“but there is no one appointed by the king to listen to you.” It seems that for Absalom to make this claim it was likely true. One possibility for that may have been that earlier, when the United Kingdom was less organized and more tribal, David may have been able to hear the cases that came to Jerusalem himself, but as the United Kingdom became more organized and grew in its centralized power, that became more difficult. Or, David may have been able to hear many of the cases but Absalom quietly intervened. There are some other possibilities as well.
We have to wonder why David did not seem to know what Absalom was doing. It may be that, especially as Absalom gained popularity and strength, no one wanted to get involved and tell king David. If someone had informed about Absalom and David did nothing about it, Absalom would have been a formidable enemy. It is also possible that David did hear that Absalom was judging some cases, but he did not see any danger in it. David had a weakness for not seeing trouble when it came to his sons.

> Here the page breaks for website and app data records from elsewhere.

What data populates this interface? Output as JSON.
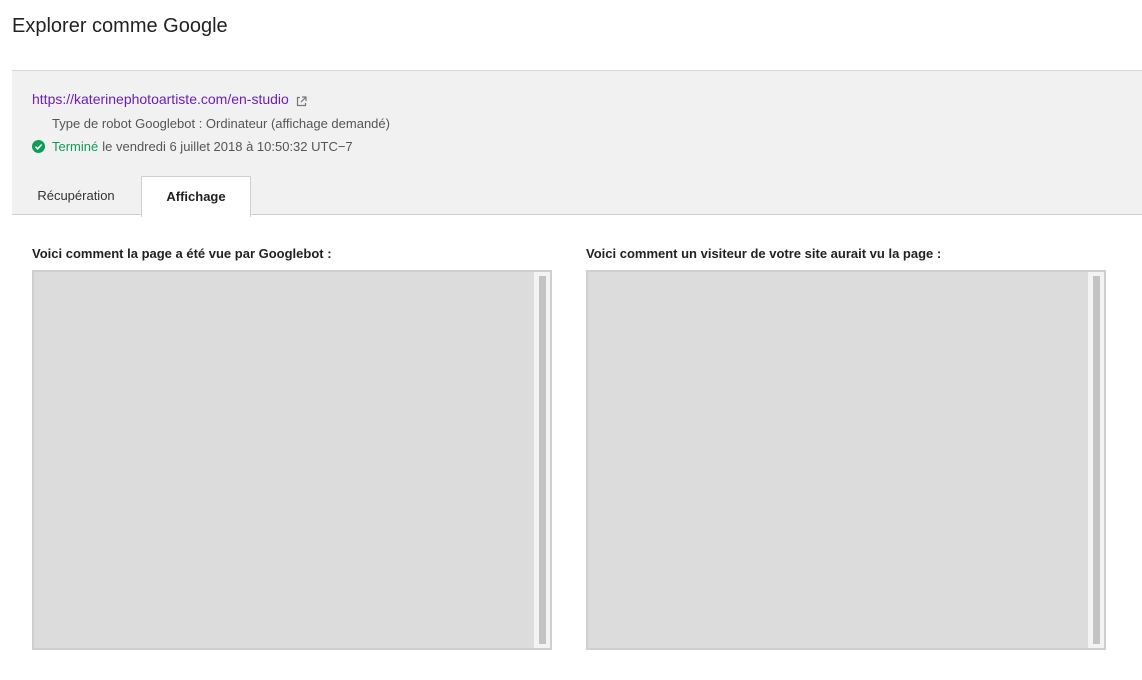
{
  "page": {
    "title": "Explorer comme Google"
  },
  "info": {
    "url": "https://katerinephotoartiste.com/en-studio",
    "robot_type": "Type de robot Googlebot : Ordinateur (affichage demandé)",
    "status_word": "Terminé",
    "status_date": "le vendredi 6 juillet 2018 à 10:50:32 UTC−7",
    "status_color": "#0f9d58",
    "link_color": "#6b1fb8"
  },
  "tabs": [
    {
      "label": "Récupération",
      "active": false
    },
    {
      "label": "Affichage",
      "active": true
    }
  ],
  "panels": {
    "googlebot_label": "Voici comment la page a été vue par Googlebot :",
    "visitor_label": "Voici comment un visiteur de votre site aurait vu la page :"
  },
  "icons": {
    "external": "external-link-icon",
    "status": "check-circle-icon"
  }
}
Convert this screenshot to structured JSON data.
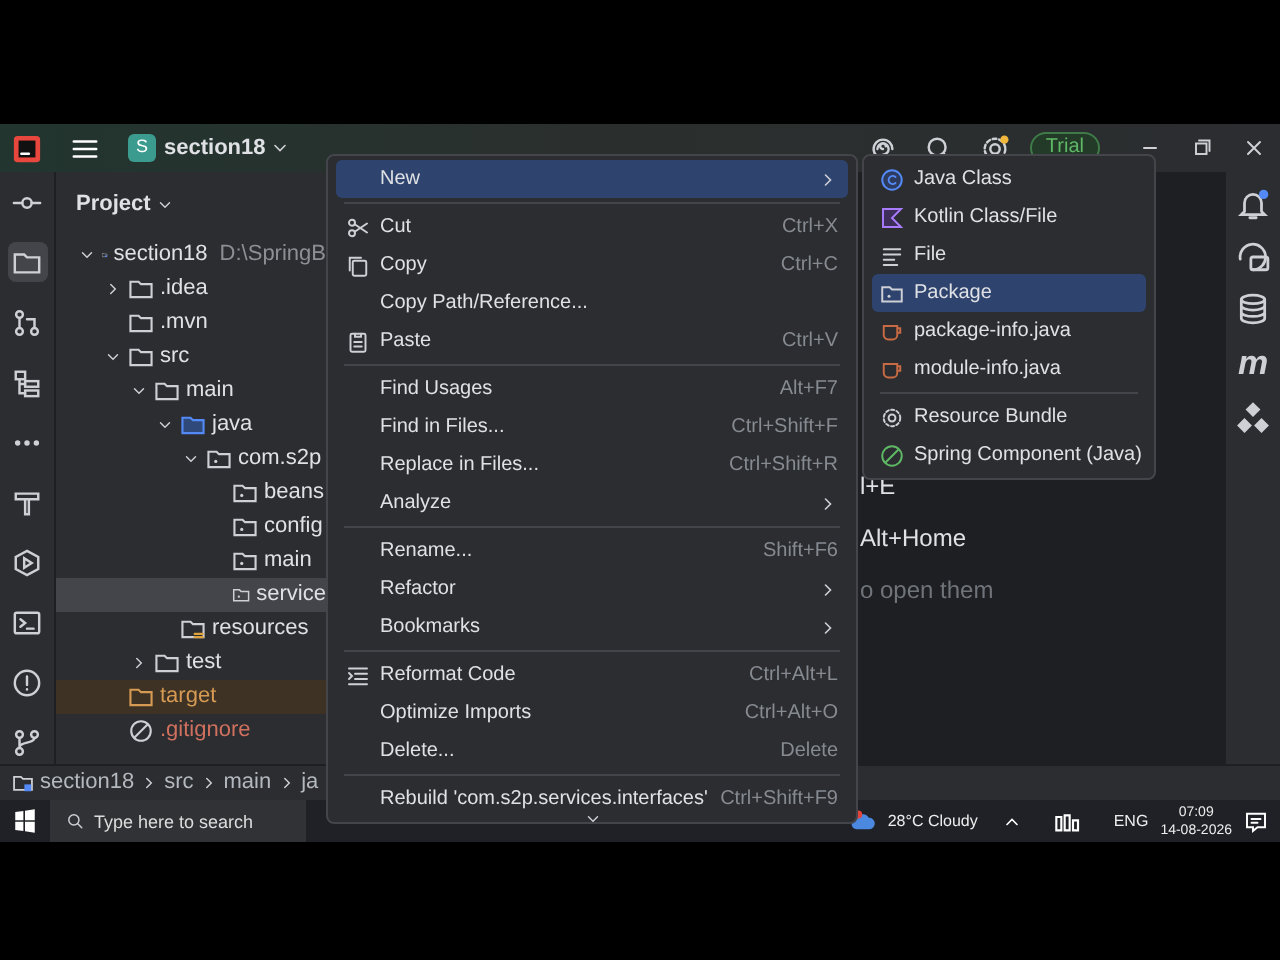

It is also worth asking how Absalom could tell someone their grievance was good and right without having witnesses and representatives of both sides present. It is possible that 2 Samuel 15:3 is just giving a kind of summary and there were times when Absalom adjudicated over complicated cases. Another possibility is that Absalom may have only really gotten involved with certain cases—those involving the state—and being able to subtly speak about the failures of the state would have undermined David while increasing his own popularity. The United Kingdom of Israel was brand new, and no doubt there were a number of unpopular moves being made on the state level: state incursions into what had formerly been tribal matters, issues with taxes, problems with recruiting manpower for state projects, conflicts about who got appointed to which positions in the kingdom, and much more. David’s attention had to be focused on building and defending the kingdom, changes that were necessary but that would have offended many people. The various changes affected the whole kingdom and in part explains how Absalom could have followers throughout all the tribes of Israel (2 Sam. 15:10). In contrast to David, Absalom did not actually have to make any of the hard choices and changes in the kingdom. He could simply propagandize and tell people that if he were king then things would be different; and over the four years he quietly undermined David, he stole the hearts of the people of Israel (2 Sam. 15:6-7).